Alan Wake Remastered 4K screenshots-1Alan Wake Remastered DLSS-1 Alan Wake Remastered 4K screenshots-2Alan Wake Remastered DLSS-2 Alan Wake Remastered 4K screenshots-3Alan Wake Remastered DLSS-3 Alan Wake Remastered 4K screenshots-4Alan Wake Remastered DLSS-4 Alan Wake Remastered 4K screenshots-5Alan Wake Remastered DLSS-5

Performance-wise, DLSS brings a noticeable boost. At 4K/Max settings, we saw a 30% increase. As such, we suggest enabling it only if you have a mid-tier GPU and want to play at really high resolutions. If you can hit 60fps in your native resolution, we suggest disabling DLSS (or using a sharpening filter in order to further sharpen the image).

Alan Wake Remastered DLSS benchmarks

Graphics-wise, Alan Wake Remastered looks noticeably better than the original version. However, we were really disappointed by the lack of Ray Tracing. Alan Wake came out in X360, so it could benefit from some ray-traced global illumination and ray-traced ambient occlusion effects. Regardless of that, the game looks fine. Remedy has increased the polygons for a number of objects, improved almost all textures, and changed most character models.

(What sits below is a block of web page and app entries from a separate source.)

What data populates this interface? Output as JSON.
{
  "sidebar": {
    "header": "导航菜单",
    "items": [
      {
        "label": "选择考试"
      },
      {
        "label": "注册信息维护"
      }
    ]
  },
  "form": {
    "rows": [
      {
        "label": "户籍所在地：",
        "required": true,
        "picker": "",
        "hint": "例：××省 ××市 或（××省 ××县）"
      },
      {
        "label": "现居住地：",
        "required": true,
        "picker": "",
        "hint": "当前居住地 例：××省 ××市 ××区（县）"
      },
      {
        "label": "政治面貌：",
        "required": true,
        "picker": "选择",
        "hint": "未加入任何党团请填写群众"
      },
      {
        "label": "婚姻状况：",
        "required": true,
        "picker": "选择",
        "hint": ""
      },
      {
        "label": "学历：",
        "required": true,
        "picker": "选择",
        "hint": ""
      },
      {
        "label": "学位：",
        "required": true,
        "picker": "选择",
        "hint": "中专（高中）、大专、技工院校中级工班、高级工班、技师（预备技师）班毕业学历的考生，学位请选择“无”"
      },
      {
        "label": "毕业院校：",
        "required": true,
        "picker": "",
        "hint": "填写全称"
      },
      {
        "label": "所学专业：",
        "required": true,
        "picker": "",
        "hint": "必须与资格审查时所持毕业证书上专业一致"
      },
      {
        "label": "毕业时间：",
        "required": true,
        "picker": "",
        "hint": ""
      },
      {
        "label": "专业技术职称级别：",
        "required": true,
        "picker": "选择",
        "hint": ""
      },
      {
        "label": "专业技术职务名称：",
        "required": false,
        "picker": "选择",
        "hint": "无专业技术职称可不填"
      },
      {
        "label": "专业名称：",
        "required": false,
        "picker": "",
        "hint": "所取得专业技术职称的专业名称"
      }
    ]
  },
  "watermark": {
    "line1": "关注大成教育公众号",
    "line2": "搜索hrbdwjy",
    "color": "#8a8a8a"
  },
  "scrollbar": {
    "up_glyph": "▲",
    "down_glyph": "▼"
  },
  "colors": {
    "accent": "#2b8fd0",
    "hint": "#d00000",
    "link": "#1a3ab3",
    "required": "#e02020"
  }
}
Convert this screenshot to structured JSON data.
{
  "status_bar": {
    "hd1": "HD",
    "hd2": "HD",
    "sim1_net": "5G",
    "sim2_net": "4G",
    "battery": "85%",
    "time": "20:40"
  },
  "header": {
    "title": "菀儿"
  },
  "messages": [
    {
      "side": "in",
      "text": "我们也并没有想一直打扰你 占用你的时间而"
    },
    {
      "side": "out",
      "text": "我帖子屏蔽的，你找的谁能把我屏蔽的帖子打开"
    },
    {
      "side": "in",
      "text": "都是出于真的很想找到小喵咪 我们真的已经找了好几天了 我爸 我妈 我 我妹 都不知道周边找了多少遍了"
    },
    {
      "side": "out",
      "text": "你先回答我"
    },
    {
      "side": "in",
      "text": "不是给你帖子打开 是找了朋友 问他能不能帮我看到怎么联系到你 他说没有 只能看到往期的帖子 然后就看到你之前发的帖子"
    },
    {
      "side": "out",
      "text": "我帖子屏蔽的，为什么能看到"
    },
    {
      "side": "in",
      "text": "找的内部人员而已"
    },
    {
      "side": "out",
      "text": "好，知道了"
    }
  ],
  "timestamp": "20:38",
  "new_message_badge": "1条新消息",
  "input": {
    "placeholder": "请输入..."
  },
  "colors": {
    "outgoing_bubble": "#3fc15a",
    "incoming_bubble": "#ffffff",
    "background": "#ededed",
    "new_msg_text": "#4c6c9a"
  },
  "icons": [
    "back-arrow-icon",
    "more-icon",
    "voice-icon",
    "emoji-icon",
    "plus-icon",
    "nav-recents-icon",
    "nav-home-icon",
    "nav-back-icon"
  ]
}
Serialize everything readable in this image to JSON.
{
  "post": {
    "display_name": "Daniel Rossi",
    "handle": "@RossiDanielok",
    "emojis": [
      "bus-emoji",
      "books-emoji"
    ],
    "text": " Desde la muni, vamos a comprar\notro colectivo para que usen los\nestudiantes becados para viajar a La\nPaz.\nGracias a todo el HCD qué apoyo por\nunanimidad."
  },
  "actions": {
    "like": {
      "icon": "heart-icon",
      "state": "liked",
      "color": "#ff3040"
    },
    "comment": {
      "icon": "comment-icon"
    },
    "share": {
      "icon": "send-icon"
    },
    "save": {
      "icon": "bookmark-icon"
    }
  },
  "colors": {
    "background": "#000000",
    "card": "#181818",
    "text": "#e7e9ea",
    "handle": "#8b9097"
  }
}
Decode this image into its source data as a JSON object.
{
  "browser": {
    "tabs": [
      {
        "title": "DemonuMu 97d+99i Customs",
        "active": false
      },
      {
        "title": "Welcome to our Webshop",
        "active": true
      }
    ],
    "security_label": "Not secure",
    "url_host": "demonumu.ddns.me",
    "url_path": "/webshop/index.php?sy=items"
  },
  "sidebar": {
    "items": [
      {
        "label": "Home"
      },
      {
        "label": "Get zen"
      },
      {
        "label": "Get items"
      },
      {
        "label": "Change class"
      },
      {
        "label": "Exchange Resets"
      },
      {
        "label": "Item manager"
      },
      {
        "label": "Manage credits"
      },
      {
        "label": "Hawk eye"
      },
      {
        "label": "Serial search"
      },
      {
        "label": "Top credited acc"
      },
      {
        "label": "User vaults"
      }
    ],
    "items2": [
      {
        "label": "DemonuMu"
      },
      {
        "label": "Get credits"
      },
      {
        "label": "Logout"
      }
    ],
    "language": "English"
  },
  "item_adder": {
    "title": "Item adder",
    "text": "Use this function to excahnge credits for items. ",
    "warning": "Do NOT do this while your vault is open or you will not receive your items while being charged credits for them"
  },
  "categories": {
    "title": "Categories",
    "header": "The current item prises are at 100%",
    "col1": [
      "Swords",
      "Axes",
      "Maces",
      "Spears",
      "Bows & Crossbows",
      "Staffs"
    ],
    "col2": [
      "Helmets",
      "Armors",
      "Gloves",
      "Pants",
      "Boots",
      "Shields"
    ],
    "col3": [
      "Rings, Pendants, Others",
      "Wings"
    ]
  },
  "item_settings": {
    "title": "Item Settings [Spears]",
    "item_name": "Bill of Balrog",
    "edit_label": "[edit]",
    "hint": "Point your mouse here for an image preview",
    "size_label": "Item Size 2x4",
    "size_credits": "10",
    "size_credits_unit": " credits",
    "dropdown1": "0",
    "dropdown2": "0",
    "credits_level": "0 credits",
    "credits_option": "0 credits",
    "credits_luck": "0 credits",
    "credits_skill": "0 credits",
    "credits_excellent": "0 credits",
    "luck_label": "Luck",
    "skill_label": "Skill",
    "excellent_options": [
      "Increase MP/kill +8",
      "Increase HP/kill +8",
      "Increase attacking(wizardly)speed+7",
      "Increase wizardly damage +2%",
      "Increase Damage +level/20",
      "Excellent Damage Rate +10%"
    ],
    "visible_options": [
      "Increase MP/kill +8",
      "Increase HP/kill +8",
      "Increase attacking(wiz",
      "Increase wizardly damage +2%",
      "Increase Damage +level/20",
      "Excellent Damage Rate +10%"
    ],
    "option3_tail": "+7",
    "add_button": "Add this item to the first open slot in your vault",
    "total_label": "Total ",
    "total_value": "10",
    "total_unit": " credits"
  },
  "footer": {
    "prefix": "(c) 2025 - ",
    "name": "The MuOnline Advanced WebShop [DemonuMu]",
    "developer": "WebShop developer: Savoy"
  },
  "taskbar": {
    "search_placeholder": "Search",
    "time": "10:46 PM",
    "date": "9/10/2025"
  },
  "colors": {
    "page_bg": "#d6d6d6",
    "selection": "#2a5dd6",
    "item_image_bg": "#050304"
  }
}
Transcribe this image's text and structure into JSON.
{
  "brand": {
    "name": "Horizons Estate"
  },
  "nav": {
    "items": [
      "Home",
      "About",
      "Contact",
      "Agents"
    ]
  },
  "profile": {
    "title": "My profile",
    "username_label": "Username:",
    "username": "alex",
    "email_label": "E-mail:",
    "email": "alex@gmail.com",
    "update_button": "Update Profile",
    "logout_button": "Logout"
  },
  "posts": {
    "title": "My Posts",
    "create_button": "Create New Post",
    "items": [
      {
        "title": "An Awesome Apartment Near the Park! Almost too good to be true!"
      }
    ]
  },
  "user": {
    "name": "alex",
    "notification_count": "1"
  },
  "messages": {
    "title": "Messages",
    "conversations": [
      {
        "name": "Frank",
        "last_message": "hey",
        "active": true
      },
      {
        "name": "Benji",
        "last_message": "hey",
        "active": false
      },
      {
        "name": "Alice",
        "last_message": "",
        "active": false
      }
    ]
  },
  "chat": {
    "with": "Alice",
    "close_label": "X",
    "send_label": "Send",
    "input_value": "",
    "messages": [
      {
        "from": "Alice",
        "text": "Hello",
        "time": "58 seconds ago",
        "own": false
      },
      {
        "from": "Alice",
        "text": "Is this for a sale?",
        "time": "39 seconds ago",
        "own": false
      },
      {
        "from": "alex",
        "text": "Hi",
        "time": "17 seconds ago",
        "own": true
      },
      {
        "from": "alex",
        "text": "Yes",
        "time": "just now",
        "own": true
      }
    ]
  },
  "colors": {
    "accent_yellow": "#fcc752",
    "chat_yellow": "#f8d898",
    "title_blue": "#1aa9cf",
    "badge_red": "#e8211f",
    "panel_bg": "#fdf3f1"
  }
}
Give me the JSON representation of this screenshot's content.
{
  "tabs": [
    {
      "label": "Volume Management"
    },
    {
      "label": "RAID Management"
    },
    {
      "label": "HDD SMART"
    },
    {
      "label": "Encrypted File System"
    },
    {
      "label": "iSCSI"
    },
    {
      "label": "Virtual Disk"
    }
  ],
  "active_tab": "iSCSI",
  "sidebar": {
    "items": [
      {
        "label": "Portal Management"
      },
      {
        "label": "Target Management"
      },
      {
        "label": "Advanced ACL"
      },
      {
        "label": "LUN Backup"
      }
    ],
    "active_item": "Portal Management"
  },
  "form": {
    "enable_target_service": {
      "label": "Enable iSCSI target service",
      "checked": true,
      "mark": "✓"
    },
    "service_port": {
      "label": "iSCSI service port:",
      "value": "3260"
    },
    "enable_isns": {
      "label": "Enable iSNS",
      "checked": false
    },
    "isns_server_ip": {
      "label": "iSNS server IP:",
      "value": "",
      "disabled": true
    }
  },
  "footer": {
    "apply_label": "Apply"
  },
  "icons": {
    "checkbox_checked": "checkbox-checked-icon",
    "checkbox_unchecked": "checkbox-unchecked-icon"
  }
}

All in all, Alan Wake Remastered can run smoothly on a wide range of PC configurations. The game does not require a high-end CPU or GPU for gaming at 1080p/Max Settings. Not only that, but owners of weaker RTX GPUs can use DLSS in order to further improve performance. And even though the remaster is nowhere close to the incredible remasters of Modern Warfare 1&2, it looks better than the original version.

Enjoy!

John Papadopoulos

John is the founder and Editor in Chief at DSOGaming. He is a PC gaming fan and highly supports the modding and indie communities. Before creating DSOGaming, John worked on numerous gaming websites. While he is a die-hard PC gamer, his gaming roots can be found on consoles. John loved - and still does - the 16-bit consoles, and considers SNES to be one of the best consoles. Still, the PC platform won him over consoles. That was mainly due to 3DFX and its iconic dedicated 3D accelerator graphics card, Voodoo 2. John has also written a higher degree thesis on the "The Evolution of PC graphics cards." Contact: Email